> [Action item]:
Copy out, from the entries below, each line that holds the string "name".

Element data from apps and pages
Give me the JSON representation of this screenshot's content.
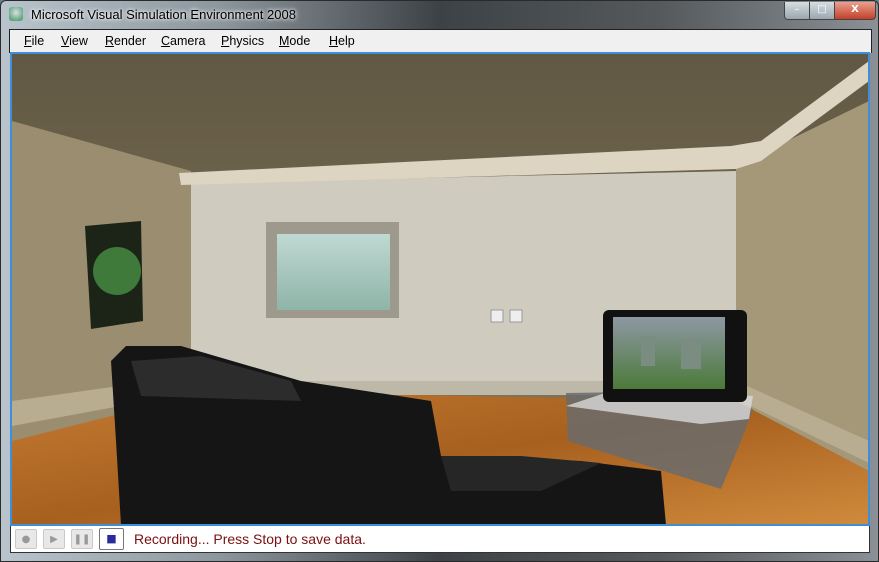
{
  "window": {
    "title": "Microsoft Visual Simulation Environment 2008",
    "controls": {
      "minimize": "–",
      "maximize": "□",
      "close": "X"
    }
  },
  "menu": [
    "File",
    "View",
    "Render",
    "Camera",
    "Physics",
    "Mode",
    "Help"
  ],
  "toolbar": {
    "buttons": [
      {
        "name": "record",
        "icon": "●",
        "enabled": false
      },
      {
        "name": "play",
        "icon": "▶",
        "enabled": false
      },
      {
        "name": "pause",
        "icon": "❚❚",
        "enabled": false
      },
      {
        "name": "stop",
        "icon": "■",
        "enabled": true
      }
    ],
    "status": "Recording...  Press Stop to save data."
  },
  "colors": {
    "accent": "#3c8fd8",
    "status_text": "#7a1010",
    "stop_icon": "#2a2a9a"
  }
}
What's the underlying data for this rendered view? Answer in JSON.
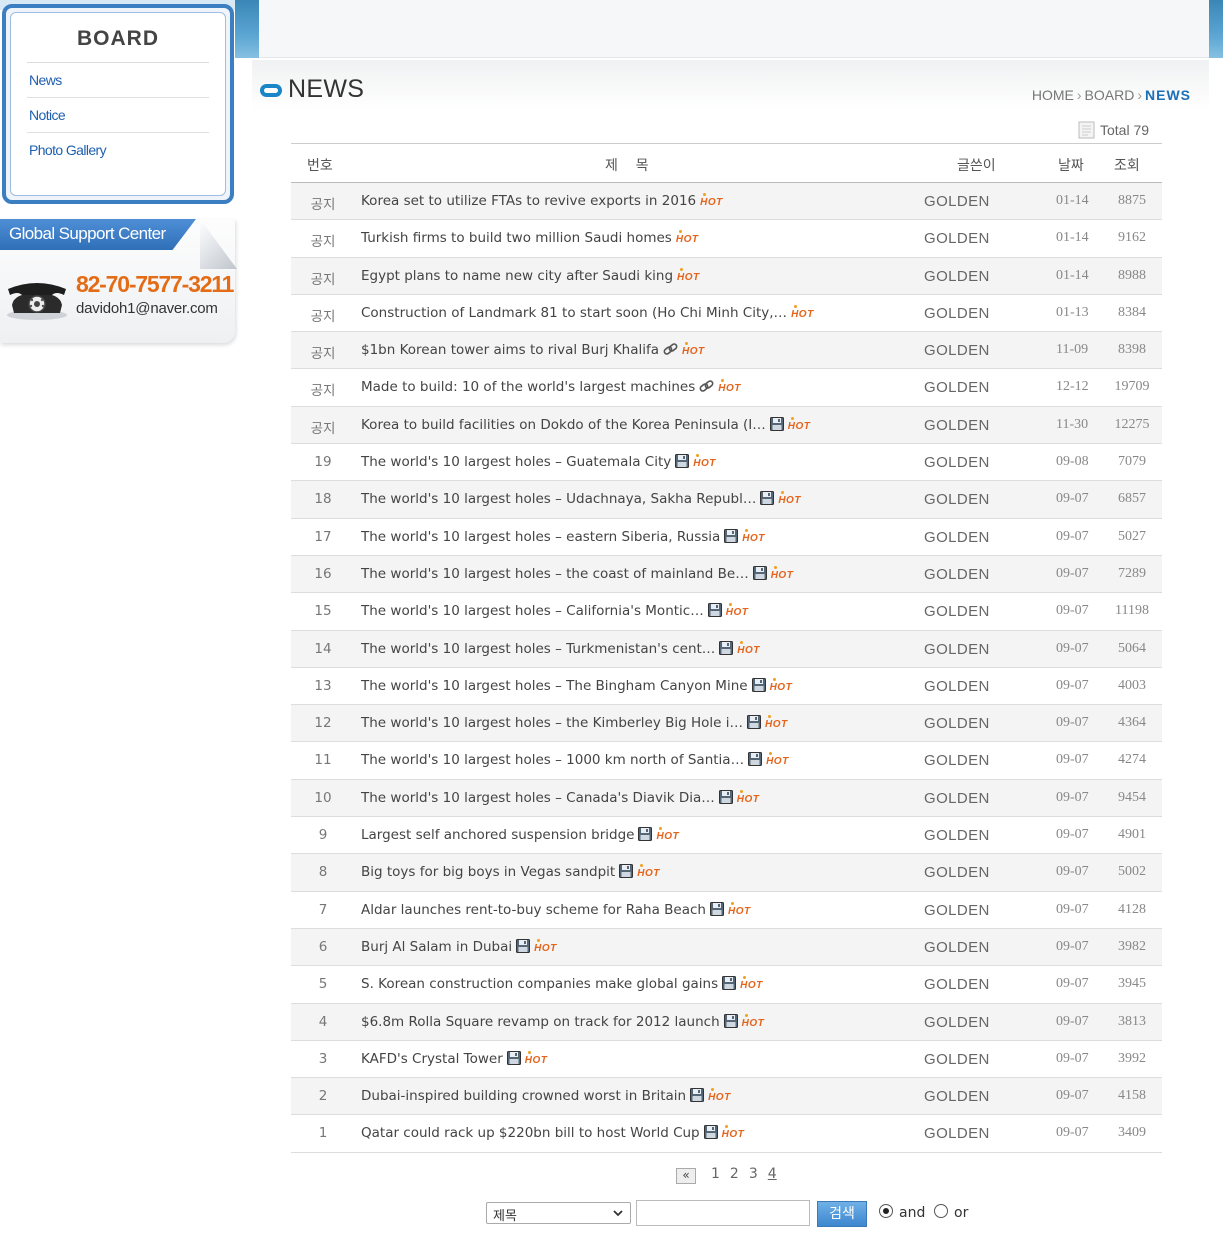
{
  "sidebar": {
    "title": "BOARD",
    "items": [
      {
        "label": "News"
      },
      {
        "label": "Notice"
      },
      {
        "label": "Photo Gallery"
      }
    ]
  },
  "support": {
    "banner": "Global Support Center",
    "phone": "82-70-7577-3211",
    "email": "davidoh1@naver.com"
  },
  "page": {
    "title": "NEWS",
    "breadcrumb": {
      "home": "HOME",
      "board": "BOARD",
      "current": "NEWS",
      "separator": "›"
    },
    "total_label": "Total",
    "total_value": "79"
  },
  "table": {
    "headers": {
      "num": "번호",
      "title": "제    목",
      "author": "글쓴이",
      "date": "날짜",
      "views": "조회"
    },
    "hot_label": "HOT",
    "rows": [
      {
        "num": "공지",
        "title": "Korea set to utilize FTAs to revive exports in 2016",
        "icon": "",
        "author": "GOLDEN",
        "date": "01-14",
        "views": "8875"
      },
      {
        "num": "공지",
        "title": "Turkish firms to build two million Saudi homes",
        "icon": "",
        "author": "GOLDEN",
        "date": "01-14",
        "views": "9162"
      },
      {
        "num": "공지",
        "title": "Egypt plans to name new city after Saudi king",
        "icon": "",
        "author": "GOLDEN",
        "date": "01-14",
        "views": "8988"
      },
      {
        "num": "공지",
        "title": "Construction of Landmark 81 to start soon (Ho Chi Minh City,…",
        "icon": "",
        "author": "GOLDEN",
        "date": "01-13",
        "views": "8384"
      },
      {
        "num": "공지",
        "title": "$1bn Korean tower aims to rival Burj Khalifa",
        "icon": "link",
        "author": "GOLDEN",
        "date": "11-09",
        "views": "8398"
      },
      {
        "num": "공지",
        "title": "Made to build: 10 of the world's largest machines",
        "icon": "link",
        "author": "GOLDEN",
        "date": "12-12",
        "views": "19709"
      },
      {
        "num": "공지",
        "title": "Korea to build facilities on Dokdo of the Korea Peninsula (I…",
        "icon": "disk",
        "author": "GOLDEN",
        "date": "11-30",
        "views": "12275"
      },
      {
        "num": "19",
        "title": "The world's 10 largest holes – Guatemala City",
        "icon": "disk",
        "author": "GOLDEN",
        "date": "09-08",
        "views": "7079"
      },
      {
        "num": "18",
        "title": "The world's 10 largest holes – Udachnaya, Sakha Republ…",
        "icon": "disk",
        "author": "GOLDEN",
        "date": "09-07",
        "views": "6857"
      },
      {
        "num": "17",
        "title": "The world's 10 largest holes – eastern Siberia, Russia",
        "icon": "disk",
        "author": "GOLDEN",
        "date": "09-07",
        "views": "5027"
      },
      {
        "num": "16",
        "title": "The world's 10 largest holes – the coast of mainland Be…",
        "icon": "disk",
        "author": "GOLDEN",
        "date": "09-07",
        "views": "7289"
      },
      {
        "num": "15",
        "title": "The world's 10 largest holes – California's Montic…",
        "icon": "disk",
        "author": "GOLDEN",
        "date": "09-07",
        "views": "11198"
      },
      {
        "num": "14",
        "title": "The world's 10 largest holes – Turkmenistan's cent…",
        "icon": "disk",
        "author": "GOLDEN",
        "date": "09-07",
        "views": "5064"
      },
      {
        "num": "13",
        "title": "The world's 10 largest holes – The Bingham Canyon Mine",
        "icon": "disk",
        "author": "GOLDEN",
        "date": "09-07",
        "views": "4003"
      },
      {
        "num": "12",
        "title": "The world's 10 largest holes – the Kimberley Big Hole i…",
        "icon": "disk",
        "author": "GOLDEN",
        "date": "09-07",
        "views": "4364"
      },
      {
        "num": "11",
        "title": "The world's 10 largest holes – 1000 km north of Santia…",
        "icon": "disk",
        "author": "GOLDEN",
        "date": "09-07",
        "views": "4274"
      },
      {
        "num": "10",
        "title": "The world's 10 largest holes – Canada's Diavik Dia…",
        "icon": "disk",
        "author": "GOLDEN",
        "date": "09-07",
        "views": "9454"
      },
      {
        "num": "9",
        "title": "Largest self anchored suspension bridge",
        "icon": "disk",
        "author": "GOLDEN",
        "date": "09-07",
        "views": "4901"
      },
      {
        "num": "8",
        "title": "Big toys for big boys in Vegas sandpit",
        "icon": "disk",
        "author": "GOLDEN",
        "date": "09-07",
        "views": "5002"
      },
      {
        "num": "7",
        "title": "Aldar launches rent-to-buy scheme for Raha Beach",
        "icon": "disk",
        "author": "GOLDEN",
        "date": "09-07",
        "views": "4128"
      },
      {
        "num": "6",
        "title": "Burj Al Salam in Dubai",
        "icon": "disk",
        "author": "GOLDEN",
        "date": "09-07",
        "views": "3982"
      },
      {
        "num": "5",
        "title": "S. Korean construction companies make global gains",
        "icon": "disk",
        "author": "GOLDEN",
        "date": "09-07",
        "views": "3945"
      },
      {
        "num": "4",
        "title": "$6.8m Rolla Square revamp on track for 2012 launch",
        "icon": "disk",
        "author": "GOLDEN",
        "date": "09-07",
        "views": "3813"
      },
      {
        "num": "3",
        "title": "KAFD's Crystal Tower",
        "icon": "disk",
        "author": "GOLDEN",
        "date": "09-07",
        "views": "3992"
      },
      {
        "num": "2",
        "title": "Dubai-inspired building crowned worst in Britain",
        "icon": "disk",
        "author": "GOLDEN",
        "date": "09-07",
        "views": "4158"
      },
      {
        "num": "1",
        "title": "Qatar could rack up $220bn bill to host World Cup",
        "icon": "disk",
        "author": "GOLDEN",
        "date": "09-07",
        "views": "3409"
      }
    ]
  },
  "pagination": {
    "prev_label": "«",
    "pages": [
      "1",
      "2",
      "3",
      "4"
    ],
    "current": "4"
  },
  "search": {
    "field_selected": "제목",
    "query": "",
    "button_label": "검색",
    "mode_and": "and",
    "mode_or": "or",
    "mode_selected": "and"
  },
  "colors": {
    "accent": "#1a6fb8",
    "hot": "#e4641c",
    "phone": "#e36c16",
    "sidebar_border": "#3b7ec2"
  }
}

> [Answer to the exercise]:
        "name": "record",
        "name": "play",
        "name": "pause",
        "name": "stop",
        "title": "Egypt plans to name new city after Saudi king",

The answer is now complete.